One of the must see holiday movies was “The Hobbit: Desolation of Smaug”. A few days before Christmas we had the chance to see it in a really nice theater in Kansas City on the Plaza. It was as cold inside as out, but the screen was enormous and that we were suffering inside our coats only added to the experience.
In the last session of Brene Brown’s ecourse on the Gifts of Imperfection she said, “Knowing that you can be brave and scared at the same time—that’s what courage really is.”
A flash of recognition erupted that explained in one sentence exactly why I am drawn to the stories of hobbits. They epitomize courage, this ability to be brave in the face of fear. These unassuming, unadorned and humble characters step outside safety into the unknown regardless of the terror that may lie in their hearts.
I sent this picture to my sister-friend Abby and she texted me back, “This pic is who you really are.” After taking quick offense that she meant I looked like a short hairy boy, I understood her point and laughed all day. She gets me. She knows that there are parts of Frodo that I long to become.
It’s not that I want to be an actual hobbit, but I recognize the nobility of the choices Frodo and Bilbo and Samwise make within the tales of Middle Earth. I aspire to live like they did, embracing adventure while shaking in their furry feet. Hearts beating with inadequacy and yet moving forward anyway. Being brave and afraid at the same time.
A college friend wrote about this exact thing when she said, “We can be braver than we think. And worn often enough, we can become the role we dress for.
Still prone to worry. To vulnerability. To fear. But braver. Braver than before.”
I continue to be drawn toward stories of characters in fiction and real people who teach this type of courage. The world is mourning over the loss of Nelson Mandela, a man who truly knew how to face fear courageously. If the highest form of flattery is imitation, how would our world look different if we walked with even a fraction of Mandela’s courage? The power to be emboldened and encouraged by other’s stories is part of the story magic available to those with eyes to see and ears to hear.
One story I’m following with fascination is that of the Oxenreiders from Oregon who are planning a year of traveling around the world. With their three children under the age of 10. While schooling on the road and working cyber-jobs as well. Now that’s gonna take some courage.
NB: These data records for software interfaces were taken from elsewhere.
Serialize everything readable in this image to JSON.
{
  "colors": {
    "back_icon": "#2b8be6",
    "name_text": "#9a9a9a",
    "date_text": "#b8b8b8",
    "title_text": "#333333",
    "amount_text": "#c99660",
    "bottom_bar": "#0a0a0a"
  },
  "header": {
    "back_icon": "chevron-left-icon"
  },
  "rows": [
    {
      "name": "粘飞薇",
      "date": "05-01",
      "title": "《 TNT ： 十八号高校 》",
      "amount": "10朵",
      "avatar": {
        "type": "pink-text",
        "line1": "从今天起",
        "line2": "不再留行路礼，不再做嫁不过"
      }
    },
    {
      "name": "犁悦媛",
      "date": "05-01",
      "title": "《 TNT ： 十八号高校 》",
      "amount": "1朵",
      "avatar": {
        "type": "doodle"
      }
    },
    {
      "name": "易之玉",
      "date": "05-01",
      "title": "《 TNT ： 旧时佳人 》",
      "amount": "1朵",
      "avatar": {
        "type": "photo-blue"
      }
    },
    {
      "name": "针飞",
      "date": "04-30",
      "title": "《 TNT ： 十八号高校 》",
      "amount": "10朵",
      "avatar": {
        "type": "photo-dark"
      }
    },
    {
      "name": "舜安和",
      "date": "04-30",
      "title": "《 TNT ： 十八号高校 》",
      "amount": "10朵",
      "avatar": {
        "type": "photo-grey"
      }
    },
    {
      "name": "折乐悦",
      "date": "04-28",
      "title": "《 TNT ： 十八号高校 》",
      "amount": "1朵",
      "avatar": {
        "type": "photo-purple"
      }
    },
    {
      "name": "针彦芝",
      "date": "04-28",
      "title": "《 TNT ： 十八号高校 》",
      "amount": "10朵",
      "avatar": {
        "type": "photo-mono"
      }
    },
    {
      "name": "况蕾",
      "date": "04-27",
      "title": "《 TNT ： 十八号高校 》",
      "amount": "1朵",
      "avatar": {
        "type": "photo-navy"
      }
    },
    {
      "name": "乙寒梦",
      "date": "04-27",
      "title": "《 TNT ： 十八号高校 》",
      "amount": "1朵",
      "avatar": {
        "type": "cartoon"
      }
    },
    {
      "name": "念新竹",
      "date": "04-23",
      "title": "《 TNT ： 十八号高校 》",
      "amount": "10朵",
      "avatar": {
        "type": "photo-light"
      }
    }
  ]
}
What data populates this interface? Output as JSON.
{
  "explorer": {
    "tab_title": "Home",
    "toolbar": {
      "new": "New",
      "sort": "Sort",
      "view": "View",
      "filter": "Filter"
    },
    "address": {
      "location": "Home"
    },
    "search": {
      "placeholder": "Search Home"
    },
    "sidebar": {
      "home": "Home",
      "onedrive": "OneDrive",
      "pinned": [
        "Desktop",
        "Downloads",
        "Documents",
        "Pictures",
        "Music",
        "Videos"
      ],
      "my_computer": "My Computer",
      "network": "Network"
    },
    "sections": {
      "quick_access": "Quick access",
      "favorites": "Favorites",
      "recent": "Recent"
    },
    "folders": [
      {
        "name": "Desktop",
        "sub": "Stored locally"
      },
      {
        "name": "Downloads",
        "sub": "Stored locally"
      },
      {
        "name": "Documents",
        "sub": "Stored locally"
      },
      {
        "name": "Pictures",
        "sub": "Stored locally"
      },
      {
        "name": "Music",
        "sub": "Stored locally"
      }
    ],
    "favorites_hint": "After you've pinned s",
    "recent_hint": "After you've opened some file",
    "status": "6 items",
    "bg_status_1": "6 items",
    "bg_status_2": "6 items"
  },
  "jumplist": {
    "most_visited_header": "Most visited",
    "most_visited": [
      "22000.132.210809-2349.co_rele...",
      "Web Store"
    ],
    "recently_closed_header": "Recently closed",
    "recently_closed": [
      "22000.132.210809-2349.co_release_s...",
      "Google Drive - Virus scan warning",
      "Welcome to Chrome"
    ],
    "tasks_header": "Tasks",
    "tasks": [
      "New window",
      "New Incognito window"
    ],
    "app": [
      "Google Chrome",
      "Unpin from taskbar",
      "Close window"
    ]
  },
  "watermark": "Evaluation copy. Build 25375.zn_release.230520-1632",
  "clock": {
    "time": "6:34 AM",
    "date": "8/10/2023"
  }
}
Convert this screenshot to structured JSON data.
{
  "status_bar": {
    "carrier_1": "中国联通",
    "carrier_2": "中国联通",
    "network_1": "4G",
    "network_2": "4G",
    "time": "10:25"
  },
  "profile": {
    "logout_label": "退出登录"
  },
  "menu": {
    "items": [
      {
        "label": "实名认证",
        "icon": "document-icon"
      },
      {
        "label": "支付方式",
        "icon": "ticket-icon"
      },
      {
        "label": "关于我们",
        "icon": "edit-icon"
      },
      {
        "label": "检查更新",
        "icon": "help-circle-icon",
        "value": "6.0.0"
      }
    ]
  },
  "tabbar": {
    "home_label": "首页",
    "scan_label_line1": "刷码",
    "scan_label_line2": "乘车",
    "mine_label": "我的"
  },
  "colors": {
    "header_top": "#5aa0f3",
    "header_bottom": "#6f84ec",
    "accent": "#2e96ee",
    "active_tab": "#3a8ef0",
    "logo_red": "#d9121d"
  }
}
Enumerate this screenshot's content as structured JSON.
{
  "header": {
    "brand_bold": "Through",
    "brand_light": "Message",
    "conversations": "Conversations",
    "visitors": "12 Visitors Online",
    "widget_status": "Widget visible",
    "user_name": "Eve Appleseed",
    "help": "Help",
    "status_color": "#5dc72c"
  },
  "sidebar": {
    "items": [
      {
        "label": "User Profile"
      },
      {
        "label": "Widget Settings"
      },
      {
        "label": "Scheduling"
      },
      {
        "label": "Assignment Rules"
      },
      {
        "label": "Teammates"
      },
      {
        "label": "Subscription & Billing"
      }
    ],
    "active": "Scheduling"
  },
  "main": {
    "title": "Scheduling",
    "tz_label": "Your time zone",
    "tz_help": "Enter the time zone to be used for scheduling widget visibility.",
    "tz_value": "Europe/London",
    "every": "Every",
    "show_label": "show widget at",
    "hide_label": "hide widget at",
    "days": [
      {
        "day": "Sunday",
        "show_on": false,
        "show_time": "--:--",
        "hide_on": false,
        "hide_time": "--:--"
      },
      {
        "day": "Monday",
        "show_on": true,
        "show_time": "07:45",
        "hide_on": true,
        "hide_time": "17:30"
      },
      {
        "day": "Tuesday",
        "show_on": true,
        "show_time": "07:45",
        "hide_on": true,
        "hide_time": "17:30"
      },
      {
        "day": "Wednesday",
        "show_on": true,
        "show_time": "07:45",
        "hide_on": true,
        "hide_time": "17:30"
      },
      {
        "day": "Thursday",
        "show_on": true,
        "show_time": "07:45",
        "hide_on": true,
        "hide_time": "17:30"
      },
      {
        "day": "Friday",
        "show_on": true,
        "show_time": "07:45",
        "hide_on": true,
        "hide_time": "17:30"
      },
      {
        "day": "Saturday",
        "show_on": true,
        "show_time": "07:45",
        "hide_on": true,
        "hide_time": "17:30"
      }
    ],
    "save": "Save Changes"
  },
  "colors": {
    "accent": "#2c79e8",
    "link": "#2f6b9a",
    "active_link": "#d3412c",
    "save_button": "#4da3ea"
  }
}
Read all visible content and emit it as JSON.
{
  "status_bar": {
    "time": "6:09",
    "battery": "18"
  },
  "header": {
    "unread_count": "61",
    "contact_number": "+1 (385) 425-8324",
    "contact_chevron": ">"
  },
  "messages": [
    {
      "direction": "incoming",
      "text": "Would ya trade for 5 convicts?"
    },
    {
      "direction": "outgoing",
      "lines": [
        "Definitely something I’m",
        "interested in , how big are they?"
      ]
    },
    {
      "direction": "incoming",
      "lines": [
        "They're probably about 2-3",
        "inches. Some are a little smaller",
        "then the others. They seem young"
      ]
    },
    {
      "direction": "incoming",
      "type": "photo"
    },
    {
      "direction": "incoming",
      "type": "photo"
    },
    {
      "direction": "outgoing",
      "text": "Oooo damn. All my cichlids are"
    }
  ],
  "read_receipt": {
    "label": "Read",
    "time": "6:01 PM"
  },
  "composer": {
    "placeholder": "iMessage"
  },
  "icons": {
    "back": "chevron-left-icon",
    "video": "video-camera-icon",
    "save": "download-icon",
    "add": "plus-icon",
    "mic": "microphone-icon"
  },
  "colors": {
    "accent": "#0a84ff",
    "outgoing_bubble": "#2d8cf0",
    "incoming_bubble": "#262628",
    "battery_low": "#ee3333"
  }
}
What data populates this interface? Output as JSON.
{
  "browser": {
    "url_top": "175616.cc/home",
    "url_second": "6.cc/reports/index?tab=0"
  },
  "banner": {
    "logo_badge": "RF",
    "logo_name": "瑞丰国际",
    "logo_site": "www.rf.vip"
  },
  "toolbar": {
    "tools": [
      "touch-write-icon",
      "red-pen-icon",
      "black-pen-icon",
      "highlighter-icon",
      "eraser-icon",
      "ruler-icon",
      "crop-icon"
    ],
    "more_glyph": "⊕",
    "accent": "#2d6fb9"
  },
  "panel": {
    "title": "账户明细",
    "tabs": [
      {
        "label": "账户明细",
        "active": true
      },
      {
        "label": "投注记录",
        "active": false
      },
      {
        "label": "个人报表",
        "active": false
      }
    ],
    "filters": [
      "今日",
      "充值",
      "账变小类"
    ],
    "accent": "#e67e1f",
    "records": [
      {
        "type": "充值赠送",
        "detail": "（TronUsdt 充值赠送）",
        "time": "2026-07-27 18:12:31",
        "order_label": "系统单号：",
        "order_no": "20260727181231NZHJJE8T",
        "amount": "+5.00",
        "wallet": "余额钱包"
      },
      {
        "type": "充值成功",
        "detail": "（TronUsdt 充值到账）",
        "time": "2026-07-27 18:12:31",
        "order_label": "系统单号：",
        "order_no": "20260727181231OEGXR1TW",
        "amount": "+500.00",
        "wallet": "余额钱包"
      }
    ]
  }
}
But what an adventure.
I do not weary of drawing lessons of courage from the writings of Tolkien. I think I am a Hobbit at heart. Loving my world, my Shire, yet hopefully willing to go beyond my comfortable border for the sake of a story larger than I believe possible. In the words of Pippin, to embrace “a mission … quest.. thing …” for the sake of adventure. It’s the type of story I want to write this new year and in every one thereafter. Not allowing fear to take root, but rather embracing the chance to gain something so much greater just around the corner of Unknown and Anxiety. To have the courage of a Hobbit? A worthy resolution indeed.
3 Bonuses, because I can’t resist sharing good links:
One…As cherry on top of the Lonely Mountain, here is Ed Sheeran singing “I See Fire”. I may or may not have listened to this song 30 times in the past week.
Two…One of my favorite scenes from Fellowship of the Ring:
Three…The Piano Guys play soundtrack of all the Tolkien movies:
4 thoughts on “Hobbit’s Courage”
You are an absolutely adorable and very brave hobbit! I’m very glad that I get to journey alongside you.
love your writing, and your thoughts…and your picture!
have you taken this quiz to see what character you are? i’m a hobbit. jack’s a wizard. seems fitting.
I haven’t, but definitely will! Thanks Karen!
Great post, and great videos!